The articles that I read explained that there is horizontal gene transfer from the graft sites but I donít know of the implications. I donít know that any of the transferred genes will cause any type of changes in the phenotype of the plant or fruit. This is beyond my knowledge level and Dr Ledesma, Dr Campbell or Dr Crane would probably have more info if you asked them.

Simon
Title: Re: California Super Mango rootstock experiment
Post by: RollingInTheWeeds on April 25, 2018, 02:13:05 PM
Hey Simon, I was referring to the horizontal gene transfer which the plants seem to be undergoing when they are inarched together as with your double rootstock experiments. One of the articles I was reading made it sound like the horizontal gene transfer ( or mixing of genes to produce a new species) was possible when grafting the two rootstocks together. But I was trying to make sure I was understanding the article correctly in my interpretation. It seems they were saying that gene mixing, asexually, is possible from the graft site of two species inarched together. So, on your DSG mango with one rootstock cut off, would the resulting material above the graft site have chromosomes from both rootstocks or just one? That goes back to my question about whether shoots coming from only the graft site are genetically mixed ( horizontal gene transfer) or if anything above the graft is then genetically manipulated. Again, I am very novice and my interpretation may be totally wrong. Just wondering as this may have implications in the future for mango hybridization, like your experiments...:) Thanks!
E.

Hi Brev Grower,
I got confused at the same point.  Without reading the complete original study to see exactly what the scientists did, it's a little unclear; I suspect that what's being hinted at in the summary Simon provided a link to is this: they took small samples of the tissue where the two plants were joined to one another, and (in a lab) cultivated that tissue into new "plantlets."  And those little lab babies had all the genes from both parents.  If that's the case, (and looking at the oak+beech picture at the top of the article as another hint), then the two stems/trunks stay genetically independent.

Simon, in your pictures it looks like where you join two stems one of those two ends up taking over from that point upward, and you snip off the weaker one after a while.  Is that correct?
Title: Re: California Super Mango rootstock experiment
Post by: simon_grow on April 25, 2018, 06:53:45 PM
When I innarch the seedlings together, I snip off the top of the seedling that I donít want after the graft has healed over.
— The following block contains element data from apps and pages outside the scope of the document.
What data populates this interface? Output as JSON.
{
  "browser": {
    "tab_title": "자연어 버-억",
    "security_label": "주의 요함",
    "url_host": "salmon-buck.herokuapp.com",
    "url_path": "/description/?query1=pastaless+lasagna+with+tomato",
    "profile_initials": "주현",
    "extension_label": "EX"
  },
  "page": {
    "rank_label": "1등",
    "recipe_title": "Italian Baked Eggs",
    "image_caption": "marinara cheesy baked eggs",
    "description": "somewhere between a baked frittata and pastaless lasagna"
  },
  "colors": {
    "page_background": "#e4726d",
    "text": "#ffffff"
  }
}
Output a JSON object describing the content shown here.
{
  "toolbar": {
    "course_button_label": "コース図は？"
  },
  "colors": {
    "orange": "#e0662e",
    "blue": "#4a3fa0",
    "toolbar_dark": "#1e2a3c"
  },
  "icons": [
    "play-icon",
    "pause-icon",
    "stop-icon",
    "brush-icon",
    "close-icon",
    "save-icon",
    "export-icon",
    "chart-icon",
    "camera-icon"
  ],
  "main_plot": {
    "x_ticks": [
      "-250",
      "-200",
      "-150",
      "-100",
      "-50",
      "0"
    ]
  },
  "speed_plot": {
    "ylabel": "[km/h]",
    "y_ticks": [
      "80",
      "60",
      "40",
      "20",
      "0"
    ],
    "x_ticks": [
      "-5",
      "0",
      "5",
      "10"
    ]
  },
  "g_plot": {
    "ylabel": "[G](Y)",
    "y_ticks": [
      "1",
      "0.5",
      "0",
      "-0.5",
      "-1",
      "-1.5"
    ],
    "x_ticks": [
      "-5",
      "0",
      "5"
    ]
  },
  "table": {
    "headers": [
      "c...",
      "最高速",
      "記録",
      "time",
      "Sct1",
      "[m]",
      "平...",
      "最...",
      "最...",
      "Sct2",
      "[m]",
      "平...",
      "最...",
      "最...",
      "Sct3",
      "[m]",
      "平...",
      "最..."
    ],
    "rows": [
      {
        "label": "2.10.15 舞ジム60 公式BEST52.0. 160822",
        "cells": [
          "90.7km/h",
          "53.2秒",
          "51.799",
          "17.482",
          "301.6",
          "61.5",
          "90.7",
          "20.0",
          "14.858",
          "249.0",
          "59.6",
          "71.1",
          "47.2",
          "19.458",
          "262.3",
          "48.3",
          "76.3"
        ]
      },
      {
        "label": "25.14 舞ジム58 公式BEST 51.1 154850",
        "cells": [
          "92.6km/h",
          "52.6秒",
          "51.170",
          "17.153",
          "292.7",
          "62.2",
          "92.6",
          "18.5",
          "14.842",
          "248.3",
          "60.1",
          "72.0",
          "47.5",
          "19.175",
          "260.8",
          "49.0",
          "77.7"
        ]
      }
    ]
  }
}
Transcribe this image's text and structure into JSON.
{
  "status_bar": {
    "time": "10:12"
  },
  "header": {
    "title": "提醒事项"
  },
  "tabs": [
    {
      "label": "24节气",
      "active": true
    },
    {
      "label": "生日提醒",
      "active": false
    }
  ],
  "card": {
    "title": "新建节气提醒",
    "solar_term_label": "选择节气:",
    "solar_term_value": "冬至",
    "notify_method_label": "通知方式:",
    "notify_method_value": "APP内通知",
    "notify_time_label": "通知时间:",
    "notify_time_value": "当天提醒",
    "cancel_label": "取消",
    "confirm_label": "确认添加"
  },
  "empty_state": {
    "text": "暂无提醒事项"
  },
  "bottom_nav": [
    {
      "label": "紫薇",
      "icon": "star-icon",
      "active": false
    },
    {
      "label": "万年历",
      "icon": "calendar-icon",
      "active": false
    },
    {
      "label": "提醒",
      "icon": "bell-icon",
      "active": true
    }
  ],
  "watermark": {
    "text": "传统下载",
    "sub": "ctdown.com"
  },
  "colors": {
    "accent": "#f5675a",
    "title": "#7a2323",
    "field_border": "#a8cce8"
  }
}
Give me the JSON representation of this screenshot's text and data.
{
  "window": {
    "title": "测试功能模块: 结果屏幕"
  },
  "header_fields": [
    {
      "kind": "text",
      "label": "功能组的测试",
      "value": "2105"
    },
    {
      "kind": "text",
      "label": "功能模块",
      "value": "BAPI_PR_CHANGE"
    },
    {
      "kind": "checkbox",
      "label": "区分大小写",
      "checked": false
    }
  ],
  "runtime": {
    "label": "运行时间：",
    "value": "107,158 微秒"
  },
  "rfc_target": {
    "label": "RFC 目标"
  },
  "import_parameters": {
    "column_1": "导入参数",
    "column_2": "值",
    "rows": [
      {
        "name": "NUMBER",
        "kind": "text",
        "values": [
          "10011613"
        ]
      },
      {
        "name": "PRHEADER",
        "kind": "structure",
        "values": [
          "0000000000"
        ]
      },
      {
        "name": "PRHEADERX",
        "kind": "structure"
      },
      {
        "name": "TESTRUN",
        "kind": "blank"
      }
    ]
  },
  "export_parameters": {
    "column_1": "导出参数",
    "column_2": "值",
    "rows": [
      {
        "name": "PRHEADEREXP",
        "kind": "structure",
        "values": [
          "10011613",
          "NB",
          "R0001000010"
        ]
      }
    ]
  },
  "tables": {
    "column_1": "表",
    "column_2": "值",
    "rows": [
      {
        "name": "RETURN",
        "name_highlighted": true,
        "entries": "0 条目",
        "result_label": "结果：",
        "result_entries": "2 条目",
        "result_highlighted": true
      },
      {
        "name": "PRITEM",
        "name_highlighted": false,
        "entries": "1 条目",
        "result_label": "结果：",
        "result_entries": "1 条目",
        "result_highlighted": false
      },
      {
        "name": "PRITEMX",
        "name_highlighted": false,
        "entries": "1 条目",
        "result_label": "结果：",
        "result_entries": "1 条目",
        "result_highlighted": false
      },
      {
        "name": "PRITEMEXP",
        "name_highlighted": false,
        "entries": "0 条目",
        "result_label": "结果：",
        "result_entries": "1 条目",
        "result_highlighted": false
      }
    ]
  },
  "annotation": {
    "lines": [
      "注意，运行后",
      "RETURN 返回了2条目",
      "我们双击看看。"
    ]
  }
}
The remaining seedling with multiple rootstocks will grow over the left over stump leaving a smooth transition.

Simon
Title: Re: California Super Mango rootstock experiment
Post by: RollingInTheWeeds on April 26, 2018, 10:45:52 PM
You have a wonderful idea here, Simon.  Thank you so much for sharing it -- the ideas, the pictures, the lessons learned ... all of it.  It's a wealth of information that many of us can benefit from and then share our own evidence and lessons learned.  20 years from now there'll be backyard growers thanking you and others who contribute to the project.  (Of course a lot of us will be dead by then, but that's kind of the way it works, isn't it?)
Title: Re: California Super Mango rootstock experiment
Post by: simon_grow on April 27, 2018, 12:33:00 AM
Thanks RollingInTheWeeds,

I just hope that the people that really love Mangos and are passionate about growing their own fruit will be able to do so. The California Super Mango Rootstock trees are just for fun and so far they are growing great but for the majority of people in SoCal and elsewhere that live in marginal climates for growing Mango, I recommend they simply plant Polyembryonic seeds from good varieties for best success without the need for grafting.

Direct seeded plants donít have as many issues with over/underwatering that Potted seedlings have and you also avoid the need to transplant the seedling and acclimate it to full sun. The undisturbed taproot on direct seeded Mango trees also seems to help them survive adverse conditions better.

The CSMR plants are growing much faster than my single rootstock plants but Iím running into issues caused by me by not fertilizing adequately and not up potting in a timely manner. I can only imagine how fast they would be growing if I treated them properly.

Simon